- [The task] Lines from the one containing "Decode this image" through the final line of the entries below: reproduce them exactly, all of them and only them.

- [Input data]
Content starts

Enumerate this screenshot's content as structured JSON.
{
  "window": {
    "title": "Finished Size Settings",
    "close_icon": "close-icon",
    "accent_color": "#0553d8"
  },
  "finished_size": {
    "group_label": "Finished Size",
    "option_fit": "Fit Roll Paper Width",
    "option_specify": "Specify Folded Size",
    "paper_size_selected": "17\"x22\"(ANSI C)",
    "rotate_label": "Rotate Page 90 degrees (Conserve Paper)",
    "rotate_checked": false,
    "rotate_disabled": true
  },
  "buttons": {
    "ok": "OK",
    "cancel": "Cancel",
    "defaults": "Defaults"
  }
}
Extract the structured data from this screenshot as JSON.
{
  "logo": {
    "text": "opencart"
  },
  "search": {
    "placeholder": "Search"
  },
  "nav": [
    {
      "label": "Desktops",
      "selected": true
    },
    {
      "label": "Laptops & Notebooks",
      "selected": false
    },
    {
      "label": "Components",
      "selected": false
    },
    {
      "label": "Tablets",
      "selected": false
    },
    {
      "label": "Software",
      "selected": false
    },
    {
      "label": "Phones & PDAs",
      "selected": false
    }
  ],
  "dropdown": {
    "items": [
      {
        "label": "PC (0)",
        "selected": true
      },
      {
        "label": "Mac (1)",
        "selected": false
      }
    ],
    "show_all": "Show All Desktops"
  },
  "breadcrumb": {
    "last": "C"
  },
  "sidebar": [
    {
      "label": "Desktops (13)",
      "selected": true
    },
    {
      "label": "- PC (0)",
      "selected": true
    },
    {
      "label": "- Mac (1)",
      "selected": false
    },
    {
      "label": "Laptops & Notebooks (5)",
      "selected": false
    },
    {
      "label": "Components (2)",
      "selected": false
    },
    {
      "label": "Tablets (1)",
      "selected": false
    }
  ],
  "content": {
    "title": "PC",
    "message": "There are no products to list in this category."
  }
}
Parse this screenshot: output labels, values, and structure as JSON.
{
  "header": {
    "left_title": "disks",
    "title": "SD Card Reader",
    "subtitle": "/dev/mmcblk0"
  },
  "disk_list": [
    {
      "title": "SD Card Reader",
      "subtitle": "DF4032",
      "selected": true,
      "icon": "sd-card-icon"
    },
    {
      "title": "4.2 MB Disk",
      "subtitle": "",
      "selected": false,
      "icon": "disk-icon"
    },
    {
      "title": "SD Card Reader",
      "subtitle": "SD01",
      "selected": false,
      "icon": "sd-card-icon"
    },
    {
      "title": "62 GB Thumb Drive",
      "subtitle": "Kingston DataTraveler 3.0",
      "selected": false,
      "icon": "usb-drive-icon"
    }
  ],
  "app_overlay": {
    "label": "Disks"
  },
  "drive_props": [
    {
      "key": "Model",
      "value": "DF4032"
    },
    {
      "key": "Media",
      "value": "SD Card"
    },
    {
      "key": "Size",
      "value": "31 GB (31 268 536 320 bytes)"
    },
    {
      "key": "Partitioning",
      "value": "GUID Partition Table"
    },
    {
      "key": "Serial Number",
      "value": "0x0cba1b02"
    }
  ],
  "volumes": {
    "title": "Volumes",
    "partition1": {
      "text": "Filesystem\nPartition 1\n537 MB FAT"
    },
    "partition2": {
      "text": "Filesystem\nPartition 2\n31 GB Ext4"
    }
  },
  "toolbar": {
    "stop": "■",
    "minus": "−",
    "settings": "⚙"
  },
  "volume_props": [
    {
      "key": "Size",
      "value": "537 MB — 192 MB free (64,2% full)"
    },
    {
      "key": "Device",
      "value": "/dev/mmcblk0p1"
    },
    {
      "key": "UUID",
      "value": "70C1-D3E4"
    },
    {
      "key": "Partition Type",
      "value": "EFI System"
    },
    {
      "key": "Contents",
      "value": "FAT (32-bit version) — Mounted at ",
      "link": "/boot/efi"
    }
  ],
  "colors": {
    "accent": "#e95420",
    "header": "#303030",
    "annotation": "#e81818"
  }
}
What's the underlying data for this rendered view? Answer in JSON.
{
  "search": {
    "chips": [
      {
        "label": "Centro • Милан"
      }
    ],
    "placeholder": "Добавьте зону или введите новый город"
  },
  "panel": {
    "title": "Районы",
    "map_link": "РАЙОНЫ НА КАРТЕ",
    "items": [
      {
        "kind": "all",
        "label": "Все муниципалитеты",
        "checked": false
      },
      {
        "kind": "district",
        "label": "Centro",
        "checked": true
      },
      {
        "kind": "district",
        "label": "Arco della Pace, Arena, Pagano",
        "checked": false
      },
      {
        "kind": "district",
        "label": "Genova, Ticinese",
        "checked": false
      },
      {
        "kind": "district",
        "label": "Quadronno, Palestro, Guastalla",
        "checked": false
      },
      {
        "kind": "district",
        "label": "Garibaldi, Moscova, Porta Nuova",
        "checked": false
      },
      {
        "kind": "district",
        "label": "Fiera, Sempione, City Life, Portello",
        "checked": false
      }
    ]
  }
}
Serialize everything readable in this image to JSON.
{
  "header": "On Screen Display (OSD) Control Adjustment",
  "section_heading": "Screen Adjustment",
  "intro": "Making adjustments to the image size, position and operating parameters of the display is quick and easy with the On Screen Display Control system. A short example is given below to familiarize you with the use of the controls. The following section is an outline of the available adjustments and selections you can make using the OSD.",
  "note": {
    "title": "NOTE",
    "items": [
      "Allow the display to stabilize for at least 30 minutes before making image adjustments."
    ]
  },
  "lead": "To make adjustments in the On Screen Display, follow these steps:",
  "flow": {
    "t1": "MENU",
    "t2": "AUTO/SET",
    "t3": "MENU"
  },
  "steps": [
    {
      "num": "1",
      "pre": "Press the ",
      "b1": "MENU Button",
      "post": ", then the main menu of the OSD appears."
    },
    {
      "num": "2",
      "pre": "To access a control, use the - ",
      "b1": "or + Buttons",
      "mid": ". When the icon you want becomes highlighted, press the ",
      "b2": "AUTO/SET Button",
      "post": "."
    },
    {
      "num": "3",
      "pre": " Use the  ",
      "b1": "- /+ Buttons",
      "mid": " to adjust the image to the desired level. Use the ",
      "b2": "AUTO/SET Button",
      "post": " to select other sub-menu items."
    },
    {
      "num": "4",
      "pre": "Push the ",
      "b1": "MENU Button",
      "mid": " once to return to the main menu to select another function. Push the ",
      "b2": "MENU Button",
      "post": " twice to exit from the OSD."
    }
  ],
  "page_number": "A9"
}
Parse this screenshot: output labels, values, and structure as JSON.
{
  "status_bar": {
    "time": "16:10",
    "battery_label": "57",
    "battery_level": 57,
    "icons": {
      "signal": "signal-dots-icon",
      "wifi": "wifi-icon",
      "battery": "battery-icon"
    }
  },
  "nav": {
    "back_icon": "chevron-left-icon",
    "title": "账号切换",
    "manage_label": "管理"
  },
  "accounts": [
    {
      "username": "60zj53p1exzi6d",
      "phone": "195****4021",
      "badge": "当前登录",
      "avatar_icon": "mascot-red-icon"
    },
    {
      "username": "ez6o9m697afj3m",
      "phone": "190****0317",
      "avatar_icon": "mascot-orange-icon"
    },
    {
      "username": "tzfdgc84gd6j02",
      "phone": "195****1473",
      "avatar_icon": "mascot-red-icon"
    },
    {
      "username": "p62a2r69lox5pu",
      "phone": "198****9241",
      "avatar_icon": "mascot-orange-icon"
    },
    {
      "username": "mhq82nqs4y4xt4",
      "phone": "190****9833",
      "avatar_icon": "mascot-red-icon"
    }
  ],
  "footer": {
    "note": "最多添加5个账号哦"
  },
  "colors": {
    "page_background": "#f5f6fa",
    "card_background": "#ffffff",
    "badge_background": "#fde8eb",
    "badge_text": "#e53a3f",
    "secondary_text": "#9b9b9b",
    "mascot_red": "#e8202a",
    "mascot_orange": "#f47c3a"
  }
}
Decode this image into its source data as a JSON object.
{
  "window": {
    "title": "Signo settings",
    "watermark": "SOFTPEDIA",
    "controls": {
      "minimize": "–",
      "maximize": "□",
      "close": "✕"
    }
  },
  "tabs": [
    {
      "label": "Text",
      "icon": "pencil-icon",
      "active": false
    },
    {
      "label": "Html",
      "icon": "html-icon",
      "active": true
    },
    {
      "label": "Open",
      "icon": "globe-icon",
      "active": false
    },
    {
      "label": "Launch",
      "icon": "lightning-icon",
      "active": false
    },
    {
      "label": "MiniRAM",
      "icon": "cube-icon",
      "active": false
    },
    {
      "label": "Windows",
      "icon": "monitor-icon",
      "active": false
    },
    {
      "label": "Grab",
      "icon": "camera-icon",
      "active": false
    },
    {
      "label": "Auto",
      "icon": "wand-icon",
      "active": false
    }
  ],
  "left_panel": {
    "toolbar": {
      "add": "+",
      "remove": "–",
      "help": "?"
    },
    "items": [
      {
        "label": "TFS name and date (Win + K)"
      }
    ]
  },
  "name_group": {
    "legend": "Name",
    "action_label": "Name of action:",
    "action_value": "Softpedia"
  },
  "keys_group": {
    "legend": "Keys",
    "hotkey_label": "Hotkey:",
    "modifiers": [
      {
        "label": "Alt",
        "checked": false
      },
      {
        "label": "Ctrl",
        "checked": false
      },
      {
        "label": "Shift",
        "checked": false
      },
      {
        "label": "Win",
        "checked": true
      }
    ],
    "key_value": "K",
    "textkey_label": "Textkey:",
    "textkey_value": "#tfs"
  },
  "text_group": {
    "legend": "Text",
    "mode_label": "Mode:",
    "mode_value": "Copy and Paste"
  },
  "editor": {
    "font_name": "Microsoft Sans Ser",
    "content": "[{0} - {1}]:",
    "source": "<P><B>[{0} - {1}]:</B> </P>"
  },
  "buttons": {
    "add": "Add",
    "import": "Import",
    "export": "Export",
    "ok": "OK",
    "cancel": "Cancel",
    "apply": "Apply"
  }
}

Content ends

- [Response to this exercise]
Decode this image into its source data as a JSON object.
{
  "window": {
    "title": "Signo settings",
    "watermark": "SOFTPEDIA",
    "controls": {
      "minimize": "–",
      "maximize": "□",
      "close": "✕"
    }
  },
  "tabs": [
    {
      "label": "Text",
      "icon": "pencil-icon",
      "active": false
    },
    {
      "label": "Html",
      "icon": "html-icon",
      "active": true
    },
    {
      "label": "Open",
      "icon": "globe-icon",
      "active": false
    },
    {
      "label": "Launch",
      "icon": "lightning-icon",
      "active": false
    },
    {
      "label": "MiniRAM",
      "icon": "cube-icon",
      "active": false
    },
    {
      "label": "Windows",
      "icon": "monitor-icon",
      "active": false
    },
    {
      "label": "Grab",
      "icon": "camera-icon",
      "active": false
    },
    {
      "label": "Auto",
      "icon": "wand-icon",
      "active": false
    }
  ],
  "left_panel": {
    "toolbar": {
      "add": "+",
      "remove": "–",
      "help": "?"
    },
    "items": [
      {
        "label": "TFS name and date (Win + K)"
      }
    ]
  },
  "name_group": {
    "legend": "Name",
    "action_label": "Name of action:",
    "action_value": "Softpedia"
  },
  "keys_group": {
    "legend": "Keys",
    "hotkey_label": "Hotkey:",
    "modifiers": [
      {
        "label": "Alt",
        "checked": false
      },
      {
        "label": "Ctrl",
        "checked": false
      },
      {
        "label": "Shift",
        "checked": false
      },
      {
        "label": "Win",
        "checked": true
      }
    ],
    "key_value": "K",
    "textkey_label": "Textkey:",
    "textkey_value": "#tfs"
  },
  "text_group": {
    "legend": "Text",
    "mode_label": "Mode:",
    "mode_value": "Copy and Paste"
  },
  "editor": {
    "font_name": "Microsoft Sans Ser",
    "content": "[{0} - {1}]:",
    "source": "<P><B>[{0} - {1}]:</B> </P>"
  },
  "buttons": {
    "add": "Add",
    "import": "Import",
    "export": "Export",
    "ok": "OK",
    "cancel": "Cancel",
    "apply": "Apply"
  }
}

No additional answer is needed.